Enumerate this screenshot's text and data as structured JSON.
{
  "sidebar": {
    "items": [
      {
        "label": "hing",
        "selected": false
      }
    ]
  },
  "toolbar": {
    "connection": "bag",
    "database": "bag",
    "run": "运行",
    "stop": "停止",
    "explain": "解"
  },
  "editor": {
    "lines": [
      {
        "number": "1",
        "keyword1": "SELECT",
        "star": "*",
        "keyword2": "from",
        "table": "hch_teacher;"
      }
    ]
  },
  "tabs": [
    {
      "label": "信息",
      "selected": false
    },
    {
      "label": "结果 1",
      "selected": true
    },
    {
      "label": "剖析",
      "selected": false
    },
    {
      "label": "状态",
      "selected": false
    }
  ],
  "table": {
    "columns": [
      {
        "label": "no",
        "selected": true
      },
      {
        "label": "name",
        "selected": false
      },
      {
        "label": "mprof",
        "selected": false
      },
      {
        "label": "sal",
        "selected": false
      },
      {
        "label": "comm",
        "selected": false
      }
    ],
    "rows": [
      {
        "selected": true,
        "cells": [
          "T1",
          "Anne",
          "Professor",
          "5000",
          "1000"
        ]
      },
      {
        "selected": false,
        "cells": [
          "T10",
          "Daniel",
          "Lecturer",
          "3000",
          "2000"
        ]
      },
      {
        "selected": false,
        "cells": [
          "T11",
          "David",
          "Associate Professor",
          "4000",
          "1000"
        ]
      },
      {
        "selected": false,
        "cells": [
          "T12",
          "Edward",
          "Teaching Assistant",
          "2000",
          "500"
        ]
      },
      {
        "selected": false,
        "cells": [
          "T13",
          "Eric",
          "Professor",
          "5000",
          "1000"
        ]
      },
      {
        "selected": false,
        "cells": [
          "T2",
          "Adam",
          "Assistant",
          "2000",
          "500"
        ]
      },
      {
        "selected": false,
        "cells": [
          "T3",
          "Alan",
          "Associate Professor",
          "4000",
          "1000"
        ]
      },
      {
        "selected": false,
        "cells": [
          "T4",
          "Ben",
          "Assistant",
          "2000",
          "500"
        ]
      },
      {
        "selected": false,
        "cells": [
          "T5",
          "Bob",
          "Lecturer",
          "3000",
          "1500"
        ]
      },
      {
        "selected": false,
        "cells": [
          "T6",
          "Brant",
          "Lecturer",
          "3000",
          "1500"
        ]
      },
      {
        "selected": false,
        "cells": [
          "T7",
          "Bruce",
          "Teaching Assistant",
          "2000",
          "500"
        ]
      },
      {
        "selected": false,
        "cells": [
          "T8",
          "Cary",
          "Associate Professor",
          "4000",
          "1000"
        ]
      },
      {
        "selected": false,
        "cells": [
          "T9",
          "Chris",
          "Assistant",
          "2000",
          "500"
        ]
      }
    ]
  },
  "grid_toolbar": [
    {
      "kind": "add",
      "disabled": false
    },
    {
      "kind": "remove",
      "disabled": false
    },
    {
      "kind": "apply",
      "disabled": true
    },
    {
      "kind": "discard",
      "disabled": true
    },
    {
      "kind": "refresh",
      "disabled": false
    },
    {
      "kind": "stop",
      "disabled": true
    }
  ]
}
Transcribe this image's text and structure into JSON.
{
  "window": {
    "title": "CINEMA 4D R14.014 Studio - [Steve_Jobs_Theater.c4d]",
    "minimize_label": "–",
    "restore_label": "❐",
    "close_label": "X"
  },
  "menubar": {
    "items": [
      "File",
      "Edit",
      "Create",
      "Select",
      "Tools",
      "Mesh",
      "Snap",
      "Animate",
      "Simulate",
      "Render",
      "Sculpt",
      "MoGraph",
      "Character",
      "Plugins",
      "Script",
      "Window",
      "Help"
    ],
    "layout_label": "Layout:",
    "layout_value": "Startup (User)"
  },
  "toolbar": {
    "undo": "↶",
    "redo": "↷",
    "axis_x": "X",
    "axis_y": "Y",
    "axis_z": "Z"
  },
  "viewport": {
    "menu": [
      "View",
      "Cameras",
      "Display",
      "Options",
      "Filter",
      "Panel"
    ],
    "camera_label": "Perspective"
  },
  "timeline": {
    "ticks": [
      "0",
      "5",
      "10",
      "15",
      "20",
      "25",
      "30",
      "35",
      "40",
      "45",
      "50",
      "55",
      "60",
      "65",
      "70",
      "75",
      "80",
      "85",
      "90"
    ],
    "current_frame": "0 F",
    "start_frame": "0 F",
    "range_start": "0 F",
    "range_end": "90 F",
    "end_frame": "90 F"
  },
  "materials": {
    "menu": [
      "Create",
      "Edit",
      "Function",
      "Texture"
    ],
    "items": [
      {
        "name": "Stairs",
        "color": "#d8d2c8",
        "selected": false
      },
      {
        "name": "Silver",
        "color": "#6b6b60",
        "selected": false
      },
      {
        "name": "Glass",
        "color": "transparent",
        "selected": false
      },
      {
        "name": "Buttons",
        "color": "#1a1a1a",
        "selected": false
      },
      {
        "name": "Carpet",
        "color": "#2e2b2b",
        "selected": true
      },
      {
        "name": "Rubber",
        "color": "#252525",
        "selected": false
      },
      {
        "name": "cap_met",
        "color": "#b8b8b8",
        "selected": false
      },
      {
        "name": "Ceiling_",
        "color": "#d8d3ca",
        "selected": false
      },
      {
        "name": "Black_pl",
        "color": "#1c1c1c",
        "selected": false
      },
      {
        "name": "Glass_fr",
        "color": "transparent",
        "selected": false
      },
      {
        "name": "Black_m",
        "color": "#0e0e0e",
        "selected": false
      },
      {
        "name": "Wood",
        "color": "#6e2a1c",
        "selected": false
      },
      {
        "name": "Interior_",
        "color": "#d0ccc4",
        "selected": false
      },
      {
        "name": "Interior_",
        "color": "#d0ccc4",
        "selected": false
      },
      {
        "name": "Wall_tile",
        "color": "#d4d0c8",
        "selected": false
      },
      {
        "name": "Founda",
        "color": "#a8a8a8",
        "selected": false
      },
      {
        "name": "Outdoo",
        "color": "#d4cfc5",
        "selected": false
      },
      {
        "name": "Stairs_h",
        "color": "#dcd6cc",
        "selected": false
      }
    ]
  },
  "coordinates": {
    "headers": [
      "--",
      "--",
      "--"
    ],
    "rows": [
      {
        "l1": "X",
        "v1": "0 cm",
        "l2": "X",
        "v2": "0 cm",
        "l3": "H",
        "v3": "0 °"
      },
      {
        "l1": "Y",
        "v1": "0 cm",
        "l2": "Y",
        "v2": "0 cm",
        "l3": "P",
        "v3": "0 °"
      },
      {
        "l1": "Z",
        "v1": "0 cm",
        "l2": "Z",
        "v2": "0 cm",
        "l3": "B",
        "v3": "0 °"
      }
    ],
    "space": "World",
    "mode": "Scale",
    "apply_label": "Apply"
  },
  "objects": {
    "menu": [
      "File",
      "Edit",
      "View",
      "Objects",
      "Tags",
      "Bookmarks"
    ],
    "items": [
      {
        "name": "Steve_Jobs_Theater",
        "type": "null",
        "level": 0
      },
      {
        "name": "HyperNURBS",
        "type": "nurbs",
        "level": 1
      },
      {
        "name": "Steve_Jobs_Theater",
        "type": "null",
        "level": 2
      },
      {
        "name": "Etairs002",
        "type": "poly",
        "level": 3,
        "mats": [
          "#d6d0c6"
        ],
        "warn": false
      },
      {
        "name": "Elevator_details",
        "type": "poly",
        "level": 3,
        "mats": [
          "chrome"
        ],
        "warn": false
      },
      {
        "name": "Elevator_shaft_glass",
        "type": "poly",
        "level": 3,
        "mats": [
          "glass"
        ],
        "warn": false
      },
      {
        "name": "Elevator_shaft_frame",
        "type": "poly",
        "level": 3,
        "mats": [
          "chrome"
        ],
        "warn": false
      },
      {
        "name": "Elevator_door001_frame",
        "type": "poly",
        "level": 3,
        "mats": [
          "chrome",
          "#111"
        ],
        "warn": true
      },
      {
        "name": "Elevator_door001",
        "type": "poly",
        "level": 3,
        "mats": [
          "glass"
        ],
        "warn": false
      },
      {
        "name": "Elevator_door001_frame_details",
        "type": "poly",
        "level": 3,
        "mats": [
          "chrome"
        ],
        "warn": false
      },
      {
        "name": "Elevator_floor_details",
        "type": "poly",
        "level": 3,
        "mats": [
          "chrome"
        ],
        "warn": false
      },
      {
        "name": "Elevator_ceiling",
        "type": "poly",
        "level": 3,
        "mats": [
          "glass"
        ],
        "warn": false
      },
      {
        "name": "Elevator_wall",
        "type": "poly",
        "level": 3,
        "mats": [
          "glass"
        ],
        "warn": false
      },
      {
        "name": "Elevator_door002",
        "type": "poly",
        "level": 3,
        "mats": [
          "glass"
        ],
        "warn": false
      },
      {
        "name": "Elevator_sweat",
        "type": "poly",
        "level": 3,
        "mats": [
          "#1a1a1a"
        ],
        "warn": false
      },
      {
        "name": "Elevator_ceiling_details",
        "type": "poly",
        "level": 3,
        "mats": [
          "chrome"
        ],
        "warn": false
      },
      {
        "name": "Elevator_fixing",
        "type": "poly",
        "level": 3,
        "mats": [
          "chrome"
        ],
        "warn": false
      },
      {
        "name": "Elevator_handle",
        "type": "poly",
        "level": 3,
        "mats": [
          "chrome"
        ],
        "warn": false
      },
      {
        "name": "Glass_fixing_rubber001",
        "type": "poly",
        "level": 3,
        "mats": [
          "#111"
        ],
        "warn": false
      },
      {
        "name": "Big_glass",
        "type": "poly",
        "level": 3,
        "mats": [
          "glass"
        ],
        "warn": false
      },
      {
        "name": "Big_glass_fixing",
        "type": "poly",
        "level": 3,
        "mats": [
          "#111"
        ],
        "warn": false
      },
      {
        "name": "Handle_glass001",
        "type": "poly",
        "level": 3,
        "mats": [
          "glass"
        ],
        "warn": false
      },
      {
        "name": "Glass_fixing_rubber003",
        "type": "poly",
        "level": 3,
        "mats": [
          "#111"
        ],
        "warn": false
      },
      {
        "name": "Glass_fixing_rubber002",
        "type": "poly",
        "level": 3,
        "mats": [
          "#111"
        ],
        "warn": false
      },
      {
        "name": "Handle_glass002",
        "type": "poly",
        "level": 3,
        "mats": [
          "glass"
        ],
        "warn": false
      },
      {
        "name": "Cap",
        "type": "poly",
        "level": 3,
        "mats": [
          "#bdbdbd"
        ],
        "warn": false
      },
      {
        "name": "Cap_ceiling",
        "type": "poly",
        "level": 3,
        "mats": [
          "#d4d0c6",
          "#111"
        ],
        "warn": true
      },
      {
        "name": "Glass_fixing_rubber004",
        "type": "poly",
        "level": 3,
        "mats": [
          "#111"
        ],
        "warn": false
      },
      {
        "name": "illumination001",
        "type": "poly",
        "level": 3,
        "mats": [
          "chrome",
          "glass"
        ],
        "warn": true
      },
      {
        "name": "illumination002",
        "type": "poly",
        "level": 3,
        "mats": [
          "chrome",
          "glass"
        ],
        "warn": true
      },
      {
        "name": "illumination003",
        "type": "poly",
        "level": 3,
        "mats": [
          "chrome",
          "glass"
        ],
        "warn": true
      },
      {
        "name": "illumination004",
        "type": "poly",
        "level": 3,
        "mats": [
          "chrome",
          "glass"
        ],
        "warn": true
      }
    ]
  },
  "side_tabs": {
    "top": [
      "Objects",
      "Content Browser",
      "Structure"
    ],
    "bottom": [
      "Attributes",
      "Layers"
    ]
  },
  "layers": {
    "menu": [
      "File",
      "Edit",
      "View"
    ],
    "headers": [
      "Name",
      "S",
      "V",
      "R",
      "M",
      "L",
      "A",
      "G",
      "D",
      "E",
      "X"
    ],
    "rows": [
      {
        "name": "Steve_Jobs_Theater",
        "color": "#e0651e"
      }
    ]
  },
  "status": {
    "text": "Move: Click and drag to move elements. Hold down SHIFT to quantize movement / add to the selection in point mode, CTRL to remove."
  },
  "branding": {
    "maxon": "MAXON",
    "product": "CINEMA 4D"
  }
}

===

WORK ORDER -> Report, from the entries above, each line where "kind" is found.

RESPONSE TO THIS EXERCISE ->
      "kind": "add",
      "kind": "remove",
      "kind": "apply",
      "kind": "discard",
      "kind": "refresh",
      "kind": "stop",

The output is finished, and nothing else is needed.